Guest Post by Paula at AffordAnything.org
Well, the title is not entirely true. (Okay, it’s a complete lie.) I haven’t learned EVERYTHING about money from Homer Simpson. But I’ve certainly learned a lot from watching television’s most famous cartoon dad.
Lesson #1: Either Get Ahead at Work or Concentrate on Side Income
Homer’s day job is Nuclear Safety Inspector at Springfield Nuclear Power Plant, but he’s mostly ignored by his superiors, and it’s clear he won’t be getting a raise from miserly boss, Montgomery Burns. So rather than stress himself out with his responsibility at his day job (who cares if there’s a meltdown at the plant?), he commits his extra energy into his own entrepreneurial side ventures.
Over the years, Homer has moonlighted as a clown impersonator, launched a snow plow company, gone to space as a NASA astronaut, sang in a barbershop quartet, smuggled beer in prohibition zones, and invented a reclining toilet.
Plenty of people have great opportunities to move up the ladder at their current job, or head to a bigger and better company in their same line of work. If you’re one of these people, your time might be best spent getting ahead within your field. A young associate at a law firm, for example, could probably make more money moving up the ladder than he could writing blog posts about Homer Simpson.
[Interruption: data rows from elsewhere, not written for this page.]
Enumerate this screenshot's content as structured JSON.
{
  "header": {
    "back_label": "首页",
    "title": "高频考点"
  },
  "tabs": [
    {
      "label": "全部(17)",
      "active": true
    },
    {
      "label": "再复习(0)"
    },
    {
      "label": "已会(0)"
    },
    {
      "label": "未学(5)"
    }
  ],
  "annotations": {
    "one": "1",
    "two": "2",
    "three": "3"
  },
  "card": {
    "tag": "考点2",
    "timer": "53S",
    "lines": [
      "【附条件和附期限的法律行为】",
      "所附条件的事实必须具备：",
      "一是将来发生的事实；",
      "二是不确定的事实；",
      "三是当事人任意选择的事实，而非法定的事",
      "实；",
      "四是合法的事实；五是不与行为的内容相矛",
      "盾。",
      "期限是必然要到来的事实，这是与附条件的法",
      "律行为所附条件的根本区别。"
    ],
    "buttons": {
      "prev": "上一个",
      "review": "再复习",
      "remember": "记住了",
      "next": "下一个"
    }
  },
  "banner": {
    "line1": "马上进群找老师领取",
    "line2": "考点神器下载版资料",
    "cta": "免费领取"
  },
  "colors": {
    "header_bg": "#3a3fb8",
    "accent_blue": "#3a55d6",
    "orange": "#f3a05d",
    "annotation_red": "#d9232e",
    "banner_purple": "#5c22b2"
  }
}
But if you’re a graduate from a liberal arts major at a state university who earned chump change as a newspaper reporter (like yours truly), you might be better off trying to launch your own side business. True, the “entrepreneur” myth is that business ownership = instant wealth. (Not true!) But this will at least give you multiple streams of income, so you have something to fall back on when you get laid off in the next recession — or extra cash to splurge on a reclining toilet.
Lesson #2: It’s More Fulfilling to Give Than to Spend On Yourself
Homer’s not exactly saintly — he sleeps through church — but when push comes to shove, we see Homer sacrificing for his family. Although he once won a ride on the Duff Beer blimp, the opportunity of a lifetime for a Duff fanatic like Homer, he sold his ticket to raise the money so his daughter Lisa could enter a contest. When he bought a winning lottery ticket but couldn’t admit that he won (for a complicated number of reasons), he spent the money on items for his family — a washer and drier, kitchen appliances — rather than for himself, and placed the goods in places where Marge and the kids would “find” the treasure.
Lesson here? ‘Tis better to share your wealth with others. Don’t get taken advantage of — and let yourself enjoy a Duff beer! — but don’t get so caught up in money that you forget how much a contest entry, or a new blender, could benefit the people you love.
Lesson #3: You Don’t Need to Spend a Lot to Have Fun — A Donut and A Hammock Will Do
Homer is the ultimate fun-lovin’ guy, but he’s not dropping major dollars to have fun. You never see him dash off to Vegas for a weekend, or regularly dine at fancy restaurants. He enjoys the simple things: a donut, some cheap beer, laying in a hammock on a sunny day. He enjoys life as much as the next guy — and saves his hard-earned (okay, soft-earned) cash.
This is a Guest Post from Paula at AffordAnything.org — the blog that teaches you to live richly + savor life. If you really loved it, won’t you please Tweet it or Like it on Facebook?